The French government is to take sanctions against one of the country’s biggest savings banks, the Caisse d’Epargne (known as The Squirrel), after it suffered a $800 million loss on unauthorised equity derivatives trading.
The finance minister, Christine Lagarde, yesterday ordered an emergency audit of all French banks after the Caisse indicated that a team of four or five traders had exceeded their limits.
They were caught out in the panic surrounding last week’s stock market crash by what the bank called “routine control procedures”. The positions were immediately closed, the Caisse said. The traders had been disciplined.
Lagarde said she was “particularly frustrated and depressed” by this latest incident of unauthorised trading to hit French banks as the country’s banking commission began an investigation into the incident…
It is understood that an assistant of the rogue traders’ team leader has been dismissed. Others have been moved to different jobs.
Oh, the horror. The pain and embarrassment. Will they ever learn?
Cooks overwhelmed in ostrich sandwich raid
Maybe it looked too delicious to resist or perhaps the hours of waiting had simply provoked the appetites of spectators beyond control.
Whatever the reason, Iran’s eccentric bid to set a world record for making the biggest-ever ostrich sandwich appeared to end in failure after the evidence was eaten by the hungry watching crowds.
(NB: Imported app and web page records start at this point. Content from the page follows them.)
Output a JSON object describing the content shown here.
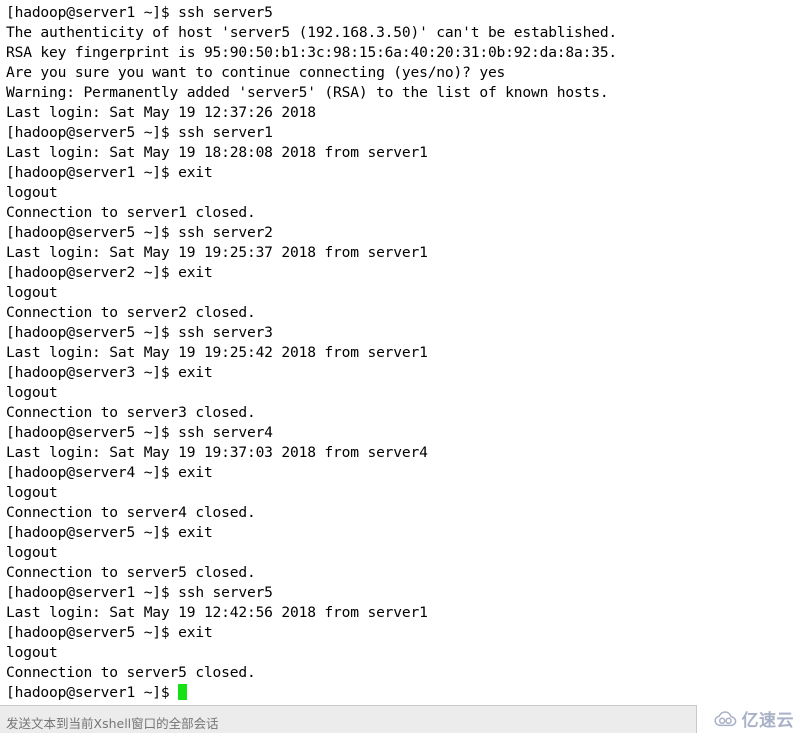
{
  "terminal": {
    "lines": [
      "[hadoop@server1 ~]$ ssh server5",
      "The authenticity of host 'server5 (192.168.3.50)' can't be established.",
      "RSA key fingerprint is 95:90:50:b1:3c:98:15:6a:40:20:31:0b:92:da:8a:35.",
      "Are you sure you want to continue connecting (yes/no)? yes",
      "Warning: Permanently added 'server5' (RSA) to the list of known hosts.",
      "Last login: Sat May 19 12:37:26 2018",
      "[hadoop@server5 ~]$ ssh server1",
      "Last login: Sat May 19 18:28:08 2018 from server1",
      "[hadoop@server1 ~]$ exit",
      "logout",
      "Connection to server1 closed.",
      "[hadoop@server5 ~]$ ssh server2",
      "Last login: Sat May 19 19:25:37 2018 from server1",
      "[hadoop@server2 ~]$ exit",
      "logout",
      "Connection to server2 closed.",
      "[hadoop@server5 ~]$ ssh server3",
      "Last login: Sat May 19 19:25:42 2018 from server1",
      "[hadoop@server3 ~]$ exit",
      "logout",
      "Connection to server3 closed.",
      "[hadoop@server5 ~]$ ssh server4",
      "Last login: Sat May 19 19:37:03 2018 from server4",
      "[hadoop@server4 ~]$ exit",
      "logout",
      "Connection to server4 closed.",
      "[hadoop@server5 ~]$ exit",
      "logout",
      "Connection to server5 closed.",
      "[hadoop@server1 ~]$ ssh server5",
      "Last login: Sat May 19 12:42:56 2018 from server1",
      "[hadoop@server5 ~]$ exit",
      "logout",
      "Connection to server5 closed."
    ],
    "prompt_line": "[hadoop@server1 ~]$ ",
    "cursor_color": "#15e215",
    "text_color": "#000000",
    "background_color": "#ffffff"
  },
  "statusbar": {
    "send_to_all_placeholder": "发送文本到当前Xshell窗口的全部会话",
    "send_to_all_value": "",
    "background_color": "#ececed"
  },
  "watermark": {
    "text": "亿速云",
    "icon": "cloud-icon",
    "color": "#9aa4bd"
  }
}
Organisers were trying to enter the Guinness Book of World Records by producing a 1,500 metre-long sandwich containing 1,000kg of ostrich meat. More than 1,000 cooks laboured from early morning in Tehran’s Mellat park to assemble the monster sandwich.
But as soon as their task was completed, popular enthusiasm overwhelmed the need for attention to detail as crowds began devouring the snack before its measurements could be verified…
“We still think the sandwich will be recorded in the Guinness book because of all the evidence and video footage that we will send them,” Parvin Shariati, a spokesperson for the organisers, told Reuters.
Never have eaten domesticated ostrich. Like most flightless birds, the wild examples are tough as leather.